Riz Ahmed Starts Muslim Representation Initiative

Riz Ahmed Starts Muslim Representation Initiative

Oscar-nominated actor Riz Ahmed wants to put an end to Hollywood's problematic and "toxic portrayals" of Muslims in movies. He's long been calling attention to this issue, and now has the numbers to back his cause.

USC researchers published a study entitled Missing and Maligned: The Reality of Muslims in Popular Global Movies. After looking at 200 popular films from the U.S., the U.K., Australia and New Zealand from 2017 to 2019, they found that of the nearly 9,000 speaking parts in these movies, fewer than two percent were Muslim. And of that percentage, most were either the perpetrators or victims of violence.

"The representation of Muslims on screen feeds the policies that get enacted, the people that get killed, the countries that get invaded," Ahmed said in a statement. "The data doesn't lie. This study shows us the scale of the problem in popular film, and its cost is measured in lost potential and lost lives."

So now, the actor has joined forces with the Pillar Fund and other Muslim artists to create a fund to support Muslim filmmakers and storytellers, which they're calling the Blueprint for Muslim Inclusion. The initiative includes $25,000 fellowships for young Muslim artists, to be selected by an advisory committee that includes actors Mahershala Ali, Ramy Youssef and comedian Hasan Minhaj.

Ahmed was the very first Muslim in history to be nominated for best actor at the 2021 Oscars. "I simultaneously wore that slightly dubious accolade with a sense of gratitude personally, I also felt tremendous sadness," he said in a video he posted on Thursday. "How was it that out of 1.6 billion people - a quarter of the world's population — none of us had ever been in this position until now?"

The new initiative is a step in the right direction as it also includes a guide for Muslim inclusion that film studios, film schools, and others involved in the industry can follow.

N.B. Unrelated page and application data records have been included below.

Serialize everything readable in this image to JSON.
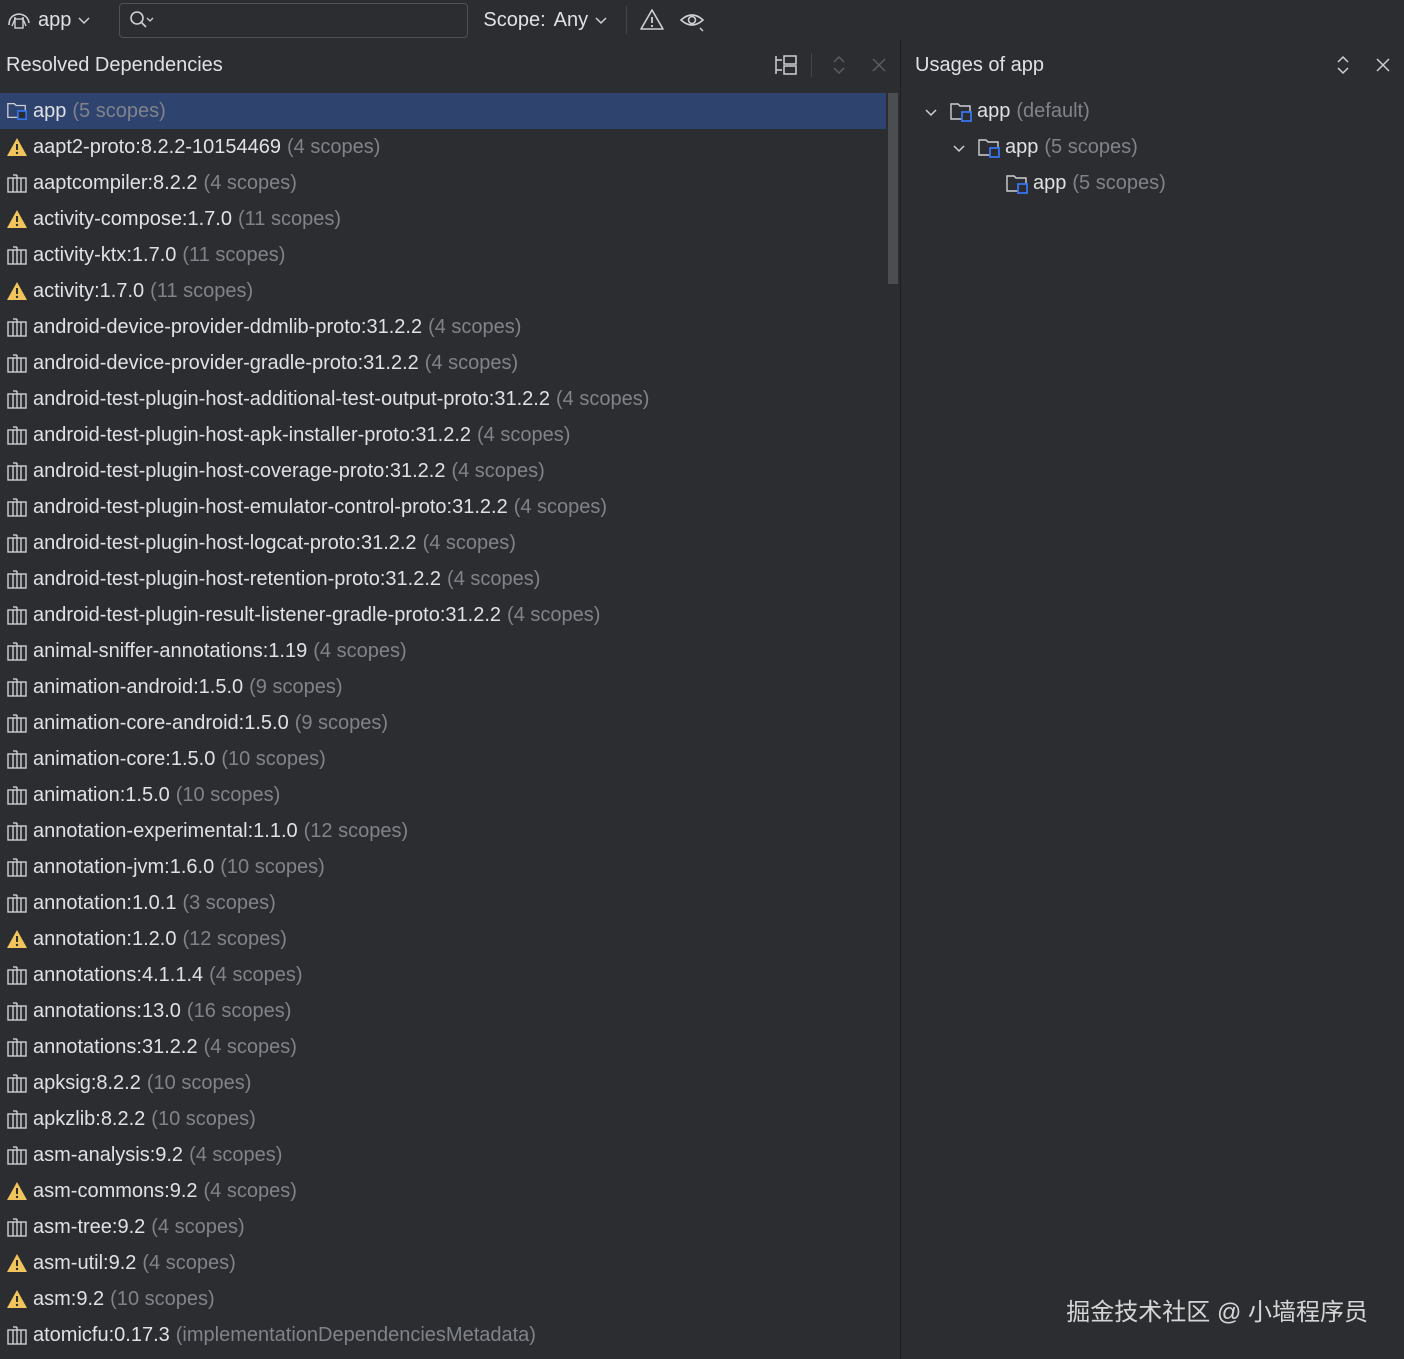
{
  "colors": {
    "background": "#2b2d30",
    "selection": "#2e436e",
    "text": "#dfe1e5",
    "dim_text": "#80838a",
    "warning": "#f2c55c",
    "module_accent": "#3574f0"
  },
  "toolbar": {
    "module_name": "app",
    "search_placeholder": "",
    "search_value": "",
    "scope_label": "Scope:",
    "scope_value": "Any"
  },
  "left_panel": {
    "title": "Resolved Dependencies",
    "rows": [
      {
        "name": "app",
        "scopes": "(5 scopes)",
        "icon": "module-icon",
        "selected": true
      },
      {
        "name": "aapt2-proto:8.2.2-10154469",
        "scopes": "(4 scopes)",
        "icon": "warning-icon"
      },
      {
        "name": "aaptcompiler:8.2.2",
        "scopes": "(4 scopes)",
        "icon": "library-icon"
      },
      {
        "name": "activity-compose:1.7.0",
        "scopes": "(11 scopes)",
        "icon": "warning-icon"
      },
      {
        "name": "activity-ktx:1.7.0",
        "scopes": "(11 scopes)",
        "icon": "library-icon"
      },
      {
        "name": "activity:1.7.0",
        "scopes": "(11 scopes)",
        "icon": "warning-icon"
      },
      {
        "name": "android-device-provider-ddmlib-proto:31.2.2",
        "scopes": "(4 scopes)",
        "icon": "library-icon"
      },
      {
        "name": "android-device-provider-gradle-proto:31.2.2",
        "scopes": "(4 scopes)",
        "icon": "library-icon"
      },
      {
        "name": "android-test-plugin-host-additional-test-output-proto:31.2.2",
        "scopes": "(4 scopes)",
        "icon": "library-icon"
      },
      {
        "name": "android-test-plugin-host-apk-installer-proto:31.2.2",
        "scopes": "(4 scopes)",
        "icon": "library-icon"
      },
      {
        "name": "android-test-plugin-host-coverage-proto:31.2.2",
        "scopes": "(4 scopes)",
        "icon": "library-icon"
      },
      {
        "name": "android-test-plugin-host-emulator-control-proto:31.2.2",
        "scopes": "(4 scopes)",
        "icon": "library-icon"
      },
      {
        "name": "android-test-plugin-host-logcat-proto:31.2.2",
        "scopes": "(4 scopes)",
        "icon": "library-icon"
      },
      {
        "name": "android-test-plugin-host-retention-proto:31.2.2",
        "scopes": "(4 scopes)",
        "icon": "library-icon"
      },
      {
        "name": "android-test-plugin-result-listener-gradle-proto:31.2.2",
        "scopes": "(4 scopes)",
        "icon": "library-icon"
      },
      {
        "name": "animal-sniffer-annotations:1.19",
        "scopes": "(4 scopes)",
        "icon": "library-icon"
      },
      {
        "name": "animation-android:1.5.0",
        "scopes": "(9 scopes)",
        "icon": "library-icon"
      },
      {
        "name": "animation-core-android:1.5.0",
        "scopes": "(9 scopes)",
        "icon": "library-icon"
      },
      {
        "name": "animation-core:1.5.0",
        "scopes": "(10 scopes)",
        "icon": "library-icon"
      },
      {
        "name": "animation:1.5.0",
        "scopes": "(10 scopes)",
        "icon": "library-icon"
      },
      {
        "name": "annotation-experimental:1.1.0",
        "scopes": "(12 scopes)",
        "icon": "library-icon"
      },
      {
        "name": "annotation-jvm:1.6.0",
        "scopes": "(10 scopes)",
        "icon": "library-icon"
      },
      {
        "name": "annotation:1.0.1",
        "scopes": "(3 scopes)",
        "icon": "library-icon"
      },
      {
        "name": "annotation:1.2.0",
        "scopes": "(12 scopes)",
        "icon": "warning-icon"
      },
      {
        "name": "annotations:4.1.1.4",
        "scopes": "(4 scopes)",
        "icon": "library-icon"
      },
      {
        "name": "annotations:13.0",
        "scopes": "(16 scopes)",
        "icon": "library-icon"
      },
      {
        "name": "annotations:31.2.2",
        "scopes": "(4 scopes)",
        "icon": "library-icon"
      },
      {
        "name": "apksig:8.2.2",
        "scopes": "(10 scopes)",
        "icon": "library-icon"
      },
      {
        "name": "apkzlib:8.2.2",
        "scopes": "(10 scopes)",
        "icon": "library-icon"
      },
      {
        "name": "asm-analysis:9.2",
        "scopes": "(4 scopes)",
        "icon": "library-icon"
      },
      {
        "name": "asm-commons:9.2",
        "scopes": "(4 scopes)",
        "icon": "warning-icon"
      },
      {
        "name": "asm-tree:9.2",
        "scopes": "(4 scopes)",
        "icon": "library-icon"
      },
      {
        "name": "asm-util:9.2",
        "scopes": "(4 scopes)",
        "icon": "warning-icon"
      },
      {
        "name": "asm:9.2",
        "scopes": "(10 scopes)",
        "icon": "warning-icon"
      },
      {
        "name": "atomicfu:0.17.3",
        "scopes": "(implementationDependenciesMetadata)",
        "icon": "library-icon"
      }
    ]
  },
  "right_panel": {
    "title": "Usages of app",
    "rows": [
      {
        "name": "app",
        "scopes": "(default)",
        "level": 0,
        "expanded": true
      },
      {
        "name": "app",
        "scopes": "(5 scopes)",
        "level": 1,
        "expanded": true
      },
      {
        "name": "app",
        "scopes": "(5 scopes)",
        "level": 2,
        "expanded": false
      }
    ]
  },
  "watermark": "掘金技术社区 @ 小墙程序员"
}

They're also presenting a challenge to film companies to throw out old tropes and hire more Muslim creatives.

Photo via Getty